The researchers used a statistical procedure called a meta-analysis, which involves finding the strength of an effect across multiple studies. The advantage of this method is that it allows us to draw a conclusion about the body of research as a whole.
There were no reliable differences between resistance training and concurrent training in upper body muscle mass, strength, or power. There were also no differences for lower body muscle mass and strength. Resistance training was, however, superior to concurrent training for promoting lower body power (such as vertical jump height and exercise bicycle output over 30 seconds).
These results appear to suggest that the endurance component of CrossFit and other concurrent programs are unlikely to reduce muscle and strength gains. The impact on lower body power may be meaningful to some, but for others who value endurance, this is an acceptable trade-off.

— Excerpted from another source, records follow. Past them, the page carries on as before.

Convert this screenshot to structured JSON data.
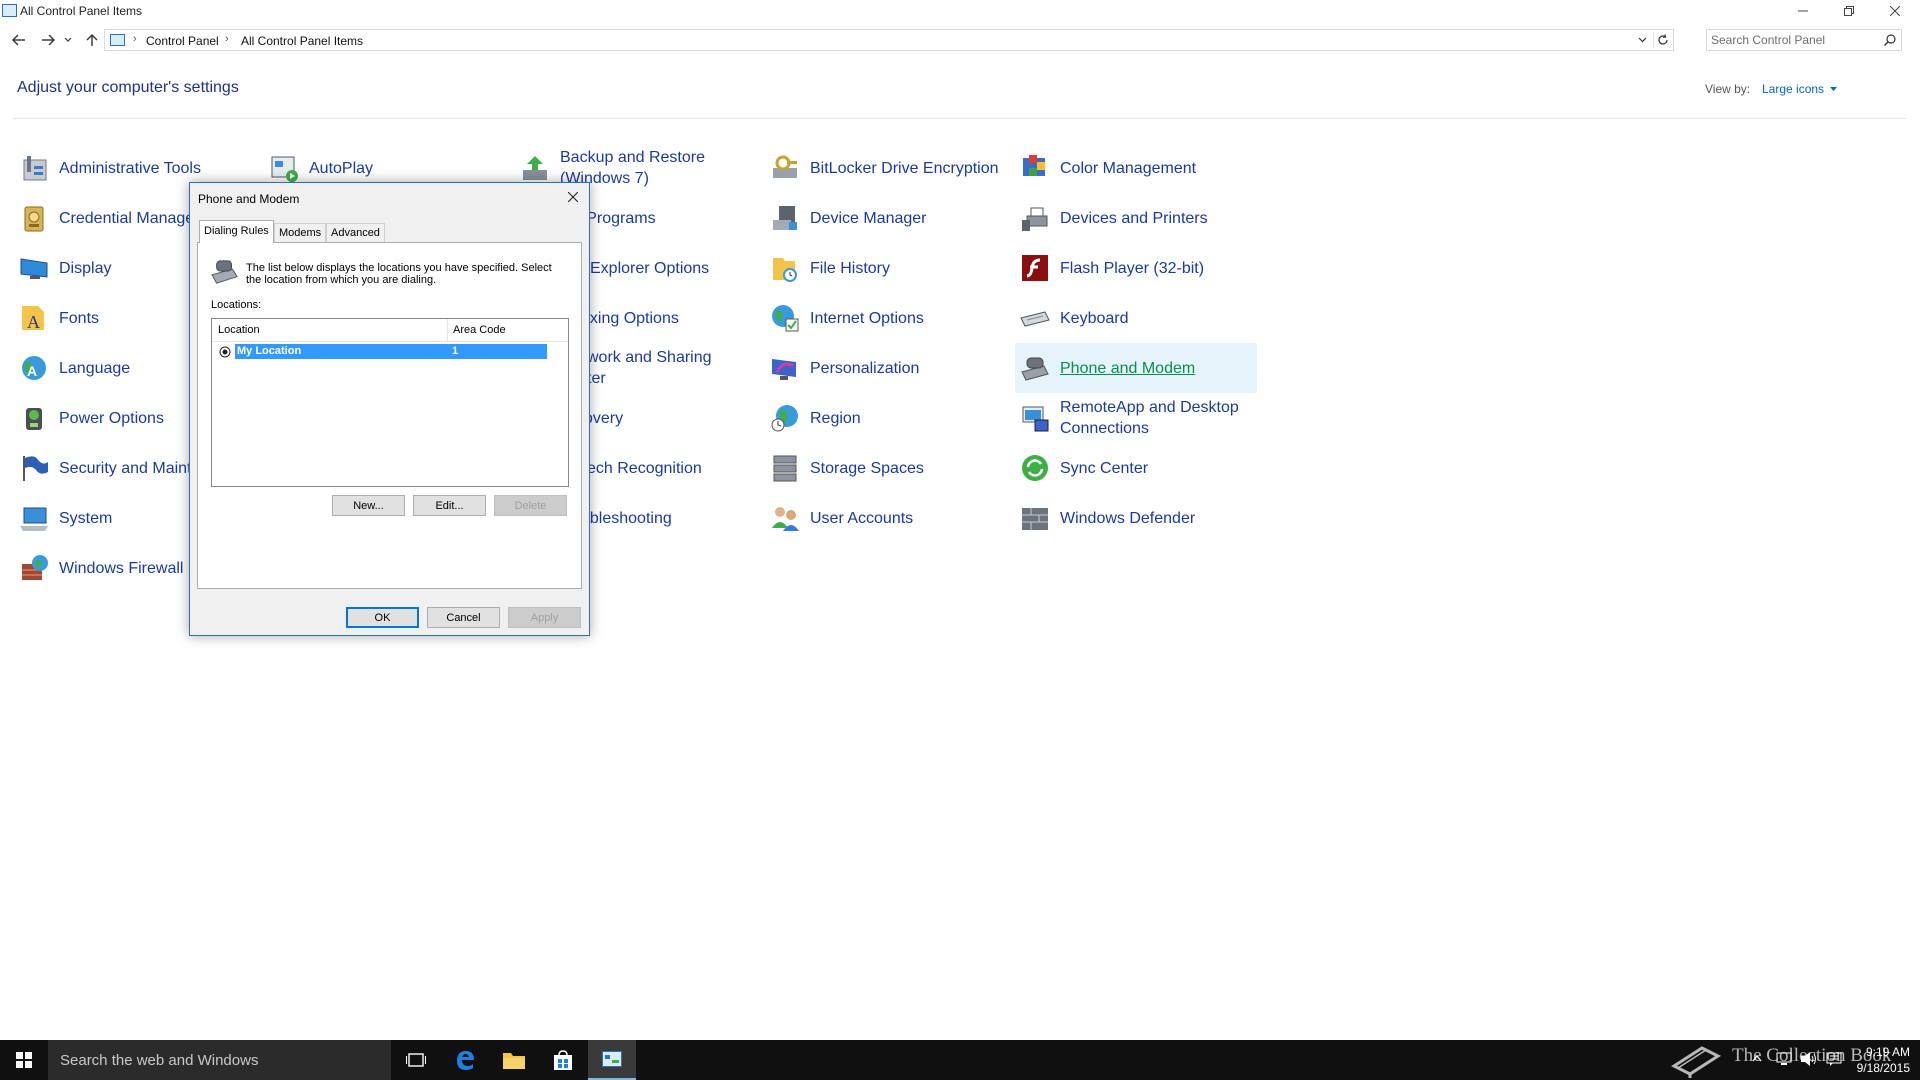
{
  "window": {
    "title": "All Control Panel Items",
    "buttons": [
      "minimize",
      "restore",
      "close"
    ]
  },
  "address": {
    "crumbs": [
      "Control Panel",
      "All Control Panel Items"
    ],
    "search_placeholder": "Search Control Panel"
  },
  "main": {
    "heading": "Adjust your computer's settings",
    "viewby_label": "View by:",
    "viewby_value": "Large icons"
  },
  "items": {
    "c1": [
      "Administrative Tools",
      "Credential Manage",
      "Display",
      "Fonts",
      "Language",
      "Power Options",
      "Security and Maint",
      "System",
      "Windows Firewall"
    ],
    "c2": [
      "AutoPlay"
    ],
    "c3": [
      "Backup and Restore",
      "(Windows 7)",
      "ault Programs",
      "Explorer Options",
      "exing Options",
      "work and Sharing",
      "ter",
      "overy",
      "ech Recognition",
      "ubleshooting"
    ],
    "c4": [
      "BitLocker Drive Encryption",
      "Device Manager",
      "File History",
      "Internet Options",
      "Personalization",
      "Region",
      "Storage Spaces",
      "User Accounts"
    ],
    "c5": [
      "Color Management",
      "Devices and Printers",
      "Flash Player (32-bit)",
      "Keyboard",
      "Phone and Modem",
      "RemoteApp and Desktop",
      "Connections",
      "Sync Center",
      "Windows Defender"
    ]
  },
  "dialog": {
    "title": "Phone and Modem",
    "tabs": [
      "Dialing Rules",
      "Modems",
      "Advanced"
    ],
    "info": "The list below displays the locations you have specified. Select the location from which you are dialing.",
    "locations_label": "Locations:",
    "columns": [
      "Location",
      "Area Code"
    ],
    "rows": [
      {
        "location": "My Location",
        "area_code": "1"
      }
    ],
    "list_buttons": {
      "new": "New...",
      "edit": "Edit...",
      "delete": "Delete"
    },
    "footer_buttons": {
      "ok": "OK",
      "cancel": "Cancel",
      "apply": "Apply"
    }
  },
  "taskbar": {
    "search_placeholder": "Search the web and Windows",
    "watermark": "The Collection Book",
    "time": "9:19 AM",
    "date": "9/18/2015"
  },
  "colors": {
    "link": "#1a3aa0",
    "heading": "#1e3287",
    "highlight": "#e5f3fb",
    "selection": "#3399ff",
    "taskbar": "#101010"
  }
}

What we don’t learn from these findings is whether the frequency, duration, and type of endurance training matter if you’re looking for big changes in muscle mass, strength, and power. If these are your goals, you’ll want to know what happens if
- you devote too many days each week to endurance work
- your endurance workouts are too long
- you’re running rather than cycling
Frequency and Duration
As you can see in the following graphs, more is not better when it comes to endurance workouts in concurrent training programs.
Frequency: As frequency (number of days) increased, lower body muscle mass, strength, and power decreased.
Duration: As duration (length of each workout in minutes) increased, lower body muscle mass, strength, and power decreased.
Conclusion: Effects of resistance training on lower body development are reduced with frequent and long endurance workouts.
Type of Training (Running or Cycling)
- Type of training was unrelated to upper body muscle mass, strength, and power
- For lower body muscle mass and strength, resistance training was superior to concurrent training with running but not concurrent training with cycling.
- Lower body power was unrelated to type of training
Conclusion: Effects of resistance training on lower body development are generally reduced when endurance workouts use running but not cycling.
- Concurrent training in general does not seem to have a negative impact on upper body muscle mass, strength, or power
- Resistance training is superior to concurrent training for developing lower body power
- The effects of concurrent training on lower body muscle mass, strength, and power are reduced if endurance workouts are too frequent, too long, or running-focused
Have you experienced a plateau in your training? Practitioners of CrossFit or other concurrent programs who find their resistance workouts are not delivering mass, strength, or power can use this information to modify their training strategies.
Suggestions based on concurrent training research:
- Reduce the frequency of endurance training to 1-2 days a week
- Limit endurance training to 20-30 minutes
- Replace running with cycling
Additional suggestions for improvement:
- Engage in resistance training and endurance training on different days
- Program goal-directed resistance training workouts that target muscle mass, strength, OR power, rather than all three
- Evaluate and modify your diet if necessary (e.g., increase carbohydrate intake to support intense training, replenish glycogen, and prevent muscle breakdown)
What Do You Think?
Have you noticed plateaus in your training? How do you prevent or eliminate them? I welcome your comments below.
Source: Wilson, J. M., Marin, P. J., Rhea, M. R., Wilson, S. M. C., Loenneke, J. P., & Anderson, J. C. (2012). Concurrent training: A meta-analysis examining interference of aerobic and resistance exercise. Journal of Strength and Conditioning Research, 26, 2293-2307.
(Note: Although this study considered other outcomes (i.e., aerobic capacity and body fat %) and also compared the training methods to endurance training only, I chose to focus exclusively on muscle mass, strength, and power here. Interested readers should refer to the original publication for more detailed results.)